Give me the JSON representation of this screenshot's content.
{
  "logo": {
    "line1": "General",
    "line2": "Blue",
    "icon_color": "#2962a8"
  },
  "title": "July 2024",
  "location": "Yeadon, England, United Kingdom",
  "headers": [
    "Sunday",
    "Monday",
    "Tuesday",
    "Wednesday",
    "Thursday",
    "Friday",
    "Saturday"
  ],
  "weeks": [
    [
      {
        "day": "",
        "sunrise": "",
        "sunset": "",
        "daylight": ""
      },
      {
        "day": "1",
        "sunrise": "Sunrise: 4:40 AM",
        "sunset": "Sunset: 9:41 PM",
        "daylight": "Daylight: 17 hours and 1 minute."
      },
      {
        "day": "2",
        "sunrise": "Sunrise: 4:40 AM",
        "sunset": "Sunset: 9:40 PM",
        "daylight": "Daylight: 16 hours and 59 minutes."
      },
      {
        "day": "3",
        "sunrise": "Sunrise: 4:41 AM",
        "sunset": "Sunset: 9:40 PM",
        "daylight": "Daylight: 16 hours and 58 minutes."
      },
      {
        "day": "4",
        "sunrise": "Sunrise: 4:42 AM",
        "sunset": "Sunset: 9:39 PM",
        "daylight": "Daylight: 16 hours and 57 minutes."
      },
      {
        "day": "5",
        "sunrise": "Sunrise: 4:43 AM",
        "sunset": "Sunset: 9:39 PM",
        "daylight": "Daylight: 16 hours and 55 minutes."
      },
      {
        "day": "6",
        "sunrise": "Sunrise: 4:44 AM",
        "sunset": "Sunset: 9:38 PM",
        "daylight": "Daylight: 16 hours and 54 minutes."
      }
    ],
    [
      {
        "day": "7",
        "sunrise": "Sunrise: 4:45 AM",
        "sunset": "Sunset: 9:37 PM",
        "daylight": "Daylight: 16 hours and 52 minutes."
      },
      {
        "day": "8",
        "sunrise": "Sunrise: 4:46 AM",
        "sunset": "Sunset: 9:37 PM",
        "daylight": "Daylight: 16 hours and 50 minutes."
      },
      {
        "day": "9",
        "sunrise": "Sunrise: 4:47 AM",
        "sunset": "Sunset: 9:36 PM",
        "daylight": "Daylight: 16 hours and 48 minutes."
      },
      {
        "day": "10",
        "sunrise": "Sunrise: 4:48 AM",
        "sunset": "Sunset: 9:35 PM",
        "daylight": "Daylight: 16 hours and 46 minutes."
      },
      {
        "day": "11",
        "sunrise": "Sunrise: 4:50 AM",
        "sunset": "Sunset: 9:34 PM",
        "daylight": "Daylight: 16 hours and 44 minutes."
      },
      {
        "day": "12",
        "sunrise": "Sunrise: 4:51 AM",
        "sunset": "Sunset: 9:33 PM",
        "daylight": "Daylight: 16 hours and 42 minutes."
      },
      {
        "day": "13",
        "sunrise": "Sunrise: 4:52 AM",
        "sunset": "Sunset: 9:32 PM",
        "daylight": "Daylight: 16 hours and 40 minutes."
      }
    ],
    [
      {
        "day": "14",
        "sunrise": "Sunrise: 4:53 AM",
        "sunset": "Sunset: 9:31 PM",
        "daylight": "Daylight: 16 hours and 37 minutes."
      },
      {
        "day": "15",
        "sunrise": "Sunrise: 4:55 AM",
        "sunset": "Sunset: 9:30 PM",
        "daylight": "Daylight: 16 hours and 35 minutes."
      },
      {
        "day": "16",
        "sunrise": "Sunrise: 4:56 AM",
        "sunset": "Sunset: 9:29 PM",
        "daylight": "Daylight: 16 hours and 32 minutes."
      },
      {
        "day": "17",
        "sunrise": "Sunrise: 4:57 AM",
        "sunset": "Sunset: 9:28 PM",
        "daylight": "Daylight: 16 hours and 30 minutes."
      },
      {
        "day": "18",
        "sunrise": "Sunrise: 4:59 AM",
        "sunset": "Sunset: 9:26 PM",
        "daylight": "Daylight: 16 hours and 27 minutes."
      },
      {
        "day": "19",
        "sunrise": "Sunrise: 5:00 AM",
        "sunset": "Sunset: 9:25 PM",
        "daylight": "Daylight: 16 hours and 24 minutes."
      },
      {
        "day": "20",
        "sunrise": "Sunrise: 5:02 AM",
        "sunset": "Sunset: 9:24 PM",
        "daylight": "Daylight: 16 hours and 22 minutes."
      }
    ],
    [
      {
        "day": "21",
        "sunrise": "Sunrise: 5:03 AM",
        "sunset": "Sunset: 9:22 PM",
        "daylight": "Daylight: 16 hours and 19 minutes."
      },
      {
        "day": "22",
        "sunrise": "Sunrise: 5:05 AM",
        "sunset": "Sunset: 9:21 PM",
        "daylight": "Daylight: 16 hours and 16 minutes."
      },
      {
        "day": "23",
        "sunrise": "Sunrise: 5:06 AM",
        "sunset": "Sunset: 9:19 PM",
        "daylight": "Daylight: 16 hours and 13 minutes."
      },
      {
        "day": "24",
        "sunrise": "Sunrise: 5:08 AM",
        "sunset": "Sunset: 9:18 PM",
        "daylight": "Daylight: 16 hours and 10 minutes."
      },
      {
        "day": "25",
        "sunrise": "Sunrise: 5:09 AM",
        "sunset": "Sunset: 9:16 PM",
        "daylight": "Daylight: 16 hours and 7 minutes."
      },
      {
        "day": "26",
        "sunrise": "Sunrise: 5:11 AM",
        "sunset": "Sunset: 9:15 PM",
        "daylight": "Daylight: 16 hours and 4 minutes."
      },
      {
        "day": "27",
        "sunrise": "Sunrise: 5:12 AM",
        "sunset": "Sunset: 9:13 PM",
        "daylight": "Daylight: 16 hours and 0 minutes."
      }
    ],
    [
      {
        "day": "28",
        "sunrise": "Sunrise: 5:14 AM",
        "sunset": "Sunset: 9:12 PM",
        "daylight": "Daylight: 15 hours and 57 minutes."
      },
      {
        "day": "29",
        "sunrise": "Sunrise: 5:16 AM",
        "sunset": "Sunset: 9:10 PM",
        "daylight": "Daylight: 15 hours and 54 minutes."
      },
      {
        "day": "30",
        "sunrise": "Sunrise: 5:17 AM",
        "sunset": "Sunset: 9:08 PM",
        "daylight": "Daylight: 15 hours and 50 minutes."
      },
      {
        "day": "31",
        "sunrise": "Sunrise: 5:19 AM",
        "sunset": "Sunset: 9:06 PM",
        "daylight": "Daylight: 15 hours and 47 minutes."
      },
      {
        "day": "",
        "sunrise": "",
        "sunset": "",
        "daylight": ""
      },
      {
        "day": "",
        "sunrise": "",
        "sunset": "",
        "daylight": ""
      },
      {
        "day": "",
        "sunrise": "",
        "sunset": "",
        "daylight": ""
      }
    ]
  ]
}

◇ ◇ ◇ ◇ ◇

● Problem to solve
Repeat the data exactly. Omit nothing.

● Solution for this task
Give me the JSON representation of this screenshot's content.
{
  "logo": {
    "line1": "General",
    "line2": "Blue",
    "icon_color": "#2962a8"
  },
  "title": "July 2024",
  "location": "Yeadon, England, United Kingdom",
  "headers": [
    "Sunday",
    "Monday",
    "Tuesday",
    "Wednesday",
    "Thursday",
    "Friday",
    "Saturday"
  ],
  "weeks": [
    [
      {
        "day": "",
        "sunrise": "",
        "sunset": "",
        "daylight": ""
      },
      {
        "day": "1",
        "sunrise": "Sunrise: 4:40 AM",
        "sunset": "Sunset: 9:41 PM",
        "daylight": "Daylight: 17 hours and 1 minute."
      },
      {
        "day": "2",
        "sunrise": "Sunrise: 4:40 AM",
        "sunset": "Sunset: 9:40 PM",
        "daylight": "Daylight: 16 hours and 59 minutes."
      },
      {
        "day": "3",
        "sunrise": "Sunrise: 4:41 AM",
        "sunset": "Sunset: 9:40 PM",
        "daylight": "Daylight: 16 hours and 58 minutes."
      },
      {
        "day": "4",
        "sunrise": "Sunrise: 4:42 AM",
        "sunset": "Sunset: 9:39 PM",
        "daylight": "Daylight: 16 hours and 57 minutes."
      },
      {
        "day": "5",
        "sunrise": "Sunrise: 4:43 AM",
        "sunset": "Sunset: 9:39 PM",
        "daylight": "Daylight: 16 hours and 55 minutes."
      },
      {
        "day": "6",
        "sunrise": "Sunrise: 4:44 AM",
        "sunset": "Sunset: 9:38 PM",
        "daylight": "Daylight: 16 hours and 54 minutes."
      }
    ],
    [
      {
        "day": "7",
        "sunrise": "Sunrise: 4:45 AM",
        "sunset": "Sunset: 9:37 PM",
        "daylight": "Daylight: 16 hours and 52 minutes."
      },
      {
        "day": "8",
        "sunrise": "Sunrise: 4:46 AM",
        "sunset": "Sunset: 9:37 PM",
        "daylight": "Daylight: 16 hours and 50 minutes."
      },
      {
        "day": "9",
        "sunrise": "Sunrise: 4:47 AM",
        "sunset": "Sunset: 9:36 PM",
        "daylight": "Daylight: 16 hours and 48 minutes."
      },
      {
        "day": "10",
        "sunrise": "Sunrise: 4:48 AM",
        "sunset": "Sunset: 9:35 PM",
        "daylight": "Daylight: 16 hours and 46 minutes."
      },
      {
        "day": "11",
        "sunrise": "Sunrise: 4:50 AM",
        "sunset": "Sunset: 9:34 PM",
        "daylight": "Daylight: 16 hours and 44 minutes."
      },
      {
        "day": "12",
        "sunrise": "Sunrise: 4:51 AM",
        "sunset": "Sunset: 9:33 PM",
        "daylight": "Daylight: 16 hours and 42 minutes."
      },
      {
        "day": "13",
        "sunrise": "Sunrise: 4:52 AM",
        "sunset": "Sunset: 9:32 PM",
        "daylight": "Daylight: 16 hours and 40 minutes."
      }
    ],
    [
      {
        "day": "14",
        "sunrise": "Sunrise: 4:53 AM",
        "sunset": "Sunset: 9:31 PM",
        "daylight": "Daylight: 16 hours and 37 minutes."
      },
      {
        "day": "15",
        "sunrise": "Sunrise: 4:55 AM",
        "sunset": "Sunset: 9:30 PM",
        "daylight": "Daylight: 16 hours and 35 minutes."
      },
      {
        "day": "16",
        "sunrise": "Sunrise: 4:56 AM",
        "sunset": "Sunset: 9:29 PM",
        "daylight": "Daylight: 16 hours and 32 minutes."
      },
      {
        "day": "17",
        "sunrise": "Sunrise: 4:57 AM",
        "sunset": "Sunset: 9:28 PM",
        "daylight": "Daylight: 16 hours and 30 minutes."
      },
      {
        "day": "18",
        "sunrise": "Sunrise: 4:59 AM",
        "sunset": "Sunset: 9:26 PM",
        "daylight": "Daylight: 16 hours and 27 minutes."
      },
      {
        "day": "19",
        "sunrise": "Sunrise: 5:00 AM",
        "sunset": "Sunset: 9:25 PM",
        "daylight": "Daylight: 16 hours and 24 minutes."
      },
      {
        "day": "20",
        "sunrise": "Sunrise: 5:02 AM",
        "sunset": "Sunset: 9:24 PM",
        "daylight": "Daylight: 16 hours and 22 minutes."
      }
    ],
    [
      {
        "day": "21",
        "sunrise": "Sunrise: 5:03 AM",
        "sunset": "Sunset: 9:22 PM",
        "daylight": "Daylight: 16 hours and 19 minutes."
      },
      {
        "day": "22",
        "sunrise": "Sunrise: 5:05 AM",
        "sunset": "Sunset: 9:21 PM",
        "daylight": "Daylight: 16 hours and 16 minutes."
      },
      {
        "day": "23",
        "sunrise": "Sunrise: 5:06 AM",
        "sunset": "Sunset: 9:19 PM",
        "daylight": "Daylight: 16 hours and 13 minutes."
      },
      {
        "day": "24",
        "sunrise": "Sunrise: 5:08 AM",
        "sunset": "Sunset: 9:18 PM",
        "daylight": "Daylight: 16 hours and 10 minutes."
      },
      {
        "day": "25",
        "sunrise": "Sunrise: 5:09 AM",
        "sunset": "Sunset: 9:16 PM",
        "daylight": "Daylight: 16 hours and 7 minutes."
      },
      {
        "day": "26",
        "sunrise": "Sunrise: 5:11 AM",
        "sunset": "Sunset: 9:15 PM",
        "daylight": "Daylight: 16 hours and 4 minutes."
      },
      {
        "day": "27",
        "sunrise": "Sunrise: 5:12 AM",
        "sunset": "Sunset: 9:13 PM",
        "daylight": "Daylight: 16 hours and 0 minutes."
      }
    ],
    [
      {
        "day": "28",
        "sunrise": "Sunrise: 5:14 AM",
        "sunset": "Sunset: 9:12 PM",
        "daylight": "Daylight: 15 hours and 57 minutes."
      },
      {
        "day": "29",
        "sunrise": "Sunrise: 5:16 AM",
        "sunset": "Sunset: 9:10 PM",
        "daylight": "Daylight: 15 hours and 54 minutes."
      },
      {
        "day": "30",
        "sunrise": "Sunrise: 5:17 AM",
        "sunset": "Sunset: 9:08 PM",
        "daylight": "Daylight: 15 hours and 50 minutes."
      },
      {
        "day": "31",
        "sunrise": "Sunrise: 5:19 AM",
        "sunset": "Sunset: 9:06 PM",
        "daylight": "Daylight: 15 hours and 47 minutes."
      },
      {
        "day": "",
        "sunrise": "",
        "sunset": "",
        "daylight": ""
      },
      {
        "day": "",
        "sunrise": "",
        "sunset": "",
        "daylight": ""
      },
      {
        "day": "",
        "sunrise": "",
        "sunset": "",
        "daylight": ""
      }
    ]
  ]
}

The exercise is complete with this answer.